“The Ice Bucket Challenge began with a few friends but suddenly took off when a celebrity got involved and through the use of social media. It went from being a small campaign to a huge international one and led to breakthrough research “

“St John’s Ambulance TV advert where a Cancer Survivor begins to choke to death shows the importance of CPR. This was felt to be particularly effective due to the unexpected progression of the narrative
storytelling with the Third Sector Cafe

Jamie promised us Ten Tips for storytelling and here is our write up from the session :

#1 Don’t Ask Permission (But Do)

Do ask permission to share someone else’s story but don’t ask permission to actually do the sharing. Don’t introduce your story with ‘I’m going to tell a story’ or ‘Can I tell you a story’ – just tell it. This way it achieves a greater impact. Of course do ask permission to share the stories of your stakeholders, supporters, and clients.

#2 Stories are about People

You will often have a heroic protagonist and sometimes an antagonist - although it's not essential as long as their are people in your story that your audience can relate to. But you should also have a theme. Here are the 4 themes that neuroscientists believe particularly resonate with audiences and make stories memorable:

1.      Threat or Danger - particularly a threat to children

2.      Power – this can be good or bad uses of power, it could be challenging power or using leadership

3.      Love/Kindness/Attraction/ Romance/ Sex – this makes people pay attention!

4.      Death or ending - have some kind of conclusion

#3 So What?

You need to work out what your audience cares about. To do this you may need to test your stories on an audience but often you can work it out by creating an avatar or a persona of your audience. What are the characteristics of your biggest supporters and what to they care about?

The So What? Test – If you were pitching your story to a journalist why would they pick your story rather than the 50 others they have to choose from.

#4 Cliff-hangers

Classic writers, like Charles Dickens, wrote in serial format so always left their readers with cliff-hangers so they would come back for the next issue. The same concept works now with regular podcasts and TV series. They leave you wanting more.

#5 Sensory Overload

Try and engage as many senses as possible to make your story more memorable.
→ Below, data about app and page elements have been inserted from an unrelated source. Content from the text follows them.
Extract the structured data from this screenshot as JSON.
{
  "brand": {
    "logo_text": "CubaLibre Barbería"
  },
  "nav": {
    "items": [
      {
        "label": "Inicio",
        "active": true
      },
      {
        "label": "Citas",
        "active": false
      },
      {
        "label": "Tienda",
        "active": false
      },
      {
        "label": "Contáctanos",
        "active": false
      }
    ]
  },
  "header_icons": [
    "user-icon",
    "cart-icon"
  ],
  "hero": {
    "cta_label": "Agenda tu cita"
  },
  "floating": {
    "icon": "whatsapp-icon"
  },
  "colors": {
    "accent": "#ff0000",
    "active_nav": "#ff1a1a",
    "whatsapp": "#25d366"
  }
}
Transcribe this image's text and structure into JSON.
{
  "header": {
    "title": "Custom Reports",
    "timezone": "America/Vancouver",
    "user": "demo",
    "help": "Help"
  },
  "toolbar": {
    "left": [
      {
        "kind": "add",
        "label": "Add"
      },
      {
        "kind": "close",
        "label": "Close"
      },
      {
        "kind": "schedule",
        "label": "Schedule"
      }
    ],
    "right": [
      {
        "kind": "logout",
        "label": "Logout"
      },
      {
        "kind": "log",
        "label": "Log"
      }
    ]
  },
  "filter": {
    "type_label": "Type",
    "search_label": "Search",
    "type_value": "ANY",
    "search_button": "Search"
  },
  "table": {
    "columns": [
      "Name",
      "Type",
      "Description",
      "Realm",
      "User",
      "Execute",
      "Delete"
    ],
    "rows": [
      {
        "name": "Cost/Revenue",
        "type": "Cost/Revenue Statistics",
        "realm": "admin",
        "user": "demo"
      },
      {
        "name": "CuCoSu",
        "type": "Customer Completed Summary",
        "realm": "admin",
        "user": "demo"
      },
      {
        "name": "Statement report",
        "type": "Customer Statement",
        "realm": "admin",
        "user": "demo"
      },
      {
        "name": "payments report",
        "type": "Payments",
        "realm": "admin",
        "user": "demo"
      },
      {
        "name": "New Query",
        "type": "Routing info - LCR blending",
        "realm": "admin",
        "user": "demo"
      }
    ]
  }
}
Extra points if you can engage the sense of smell and taste!

#6 Sticky Stories Examples to look up:

Leprosy Mission - Bare Foot Challenge

Dollar Shave Club

Sightsavers – How Winesi got his sight back / A Million Miracles

Unilever – Project Sunlight

How to make a story sticky – SUCCESS:

Simple – clear and memorable (but not dumbing-down) – think newspaper headline
Unexpected – your story should be new, first or different
Concrete – specific – have a clear moral or message
Credible – make it believable
Emotional – don’t be afraid to be emotive. But be credible to avoid overdoing it
Structure – see #8
STORY!

#7 One Key Message

What do you want people to feel, understand, but most importantly, DO! End with a call to action.

#8 Structure

Think about your length and content and develop a story arc. Have a beginning, middle and end. Try involving your audience in your conclusion as an effective way of incorporating a call to action. Think of how stories on social media evolve and engage. 

#9 Practise

Make a timeline on a huge roll of paper. Add key moments in your charity’s life (lottery funding achieved, new CEO etc) and then ask your volunteers to think about how and why these things happened, what they achieved… Fill the paper with their stories. This reminds staff and volunteers of their purpose and helps them see why stories are useful.

#10 Delivery

Be authentic. Develop a tone of voice that is natural to you. Or (with permission) use the wording originally used by the owner of the story. Enjoy it and be yourself!

 Put your storytelling skills to the test and join Katy from the Wheel Exists as she  hosts a video series for us. 

Put your storytelling skills to the test and join Katy from the Wheel Exists as she hosts a video series for us. 

storytellingSophy Hallam